[[ DATA EXCERPTS, beginning ]]

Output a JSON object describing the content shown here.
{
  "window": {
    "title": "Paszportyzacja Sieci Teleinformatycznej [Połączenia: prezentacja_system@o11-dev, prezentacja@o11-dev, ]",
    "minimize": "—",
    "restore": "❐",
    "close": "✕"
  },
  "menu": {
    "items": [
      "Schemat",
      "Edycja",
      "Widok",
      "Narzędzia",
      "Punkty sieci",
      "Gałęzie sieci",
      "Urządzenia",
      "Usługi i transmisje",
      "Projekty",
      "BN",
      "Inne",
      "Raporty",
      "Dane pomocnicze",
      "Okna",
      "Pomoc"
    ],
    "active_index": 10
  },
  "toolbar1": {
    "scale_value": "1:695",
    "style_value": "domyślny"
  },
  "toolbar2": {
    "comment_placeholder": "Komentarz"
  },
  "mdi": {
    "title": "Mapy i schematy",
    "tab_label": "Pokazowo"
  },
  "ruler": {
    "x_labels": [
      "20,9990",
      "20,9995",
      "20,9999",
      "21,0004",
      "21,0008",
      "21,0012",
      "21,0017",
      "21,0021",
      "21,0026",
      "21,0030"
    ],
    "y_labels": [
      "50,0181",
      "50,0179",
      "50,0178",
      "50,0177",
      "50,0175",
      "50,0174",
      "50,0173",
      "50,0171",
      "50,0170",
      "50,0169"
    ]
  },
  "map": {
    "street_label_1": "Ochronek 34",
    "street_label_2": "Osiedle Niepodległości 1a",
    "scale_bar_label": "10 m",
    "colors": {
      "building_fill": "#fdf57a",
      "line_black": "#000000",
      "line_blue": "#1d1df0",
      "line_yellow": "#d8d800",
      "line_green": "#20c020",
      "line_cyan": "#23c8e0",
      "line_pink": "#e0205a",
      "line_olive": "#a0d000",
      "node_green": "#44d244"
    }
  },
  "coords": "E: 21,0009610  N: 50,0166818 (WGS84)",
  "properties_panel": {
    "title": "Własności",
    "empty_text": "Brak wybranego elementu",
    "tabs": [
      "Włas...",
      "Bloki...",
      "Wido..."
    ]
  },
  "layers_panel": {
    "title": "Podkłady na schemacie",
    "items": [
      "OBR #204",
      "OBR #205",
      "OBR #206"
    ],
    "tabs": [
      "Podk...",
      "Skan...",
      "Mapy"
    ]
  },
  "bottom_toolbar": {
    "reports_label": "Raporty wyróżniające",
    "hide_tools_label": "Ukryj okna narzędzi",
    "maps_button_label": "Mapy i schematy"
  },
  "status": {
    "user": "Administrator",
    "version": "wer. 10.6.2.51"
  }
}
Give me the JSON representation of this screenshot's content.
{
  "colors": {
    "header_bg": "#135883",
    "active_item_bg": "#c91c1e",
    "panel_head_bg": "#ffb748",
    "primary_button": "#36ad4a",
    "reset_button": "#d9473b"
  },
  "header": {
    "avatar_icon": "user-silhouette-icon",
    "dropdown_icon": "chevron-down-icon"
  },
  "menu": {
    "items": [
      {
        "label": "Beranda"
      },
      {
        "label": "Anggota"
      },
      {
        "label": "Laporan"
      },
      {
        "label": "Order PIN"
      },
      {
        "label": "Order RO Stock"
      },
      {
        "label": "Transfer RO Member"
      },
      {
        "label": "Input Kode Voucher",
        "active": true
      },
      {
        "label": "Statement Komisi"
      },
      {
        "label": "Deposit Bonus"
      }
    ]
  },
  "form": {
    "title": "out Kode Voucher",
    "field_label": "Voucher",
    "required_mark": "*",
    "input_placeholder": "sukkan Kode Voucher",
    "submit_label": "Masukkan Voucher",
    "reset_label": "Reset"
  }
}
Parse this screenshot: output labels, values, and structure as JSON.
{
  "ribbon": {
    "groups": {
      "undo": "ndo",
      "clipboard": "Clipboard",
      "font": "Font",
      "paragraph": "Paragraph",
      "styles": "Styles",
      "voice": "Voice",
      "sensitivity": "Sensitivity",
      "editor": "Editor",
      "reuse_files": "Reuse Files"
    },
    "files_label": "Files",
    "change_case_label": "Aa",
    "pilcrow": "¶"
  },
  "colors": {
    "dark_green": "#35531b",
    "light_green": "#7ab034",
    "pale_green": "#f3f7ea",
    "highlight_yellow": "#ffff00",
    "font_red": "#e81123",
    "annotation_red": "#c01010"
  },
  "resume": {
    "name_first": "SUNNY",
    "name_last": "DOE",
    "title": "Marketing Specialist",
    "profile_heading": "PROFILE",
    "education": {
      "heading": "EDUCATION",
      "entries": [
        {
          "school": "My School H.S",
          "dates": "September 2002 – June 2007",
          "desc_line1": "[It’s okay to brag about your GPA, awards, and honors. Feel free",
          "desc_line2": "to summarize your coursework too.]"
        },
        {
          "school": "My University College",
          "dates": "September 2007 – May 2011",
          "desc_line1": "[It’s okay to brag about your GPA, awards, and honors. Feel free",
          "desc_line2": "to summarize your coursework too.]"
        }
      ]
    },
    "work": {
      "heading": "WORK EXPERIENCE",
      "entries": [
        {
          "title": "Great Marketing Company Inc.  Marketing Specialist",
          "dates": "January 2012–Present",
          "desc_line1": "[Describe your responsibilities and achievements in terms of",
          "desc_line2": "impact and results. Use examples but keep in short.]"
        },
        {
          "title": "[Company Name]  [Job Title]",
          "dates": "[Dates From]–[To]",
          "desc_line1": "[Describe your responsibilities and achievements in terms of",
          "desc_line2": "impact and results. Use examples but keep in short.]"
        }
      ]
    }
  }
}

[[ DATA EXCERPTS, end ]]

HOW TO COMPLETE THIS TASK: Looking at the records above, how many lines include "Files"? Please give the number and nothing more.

RESPONSE: 2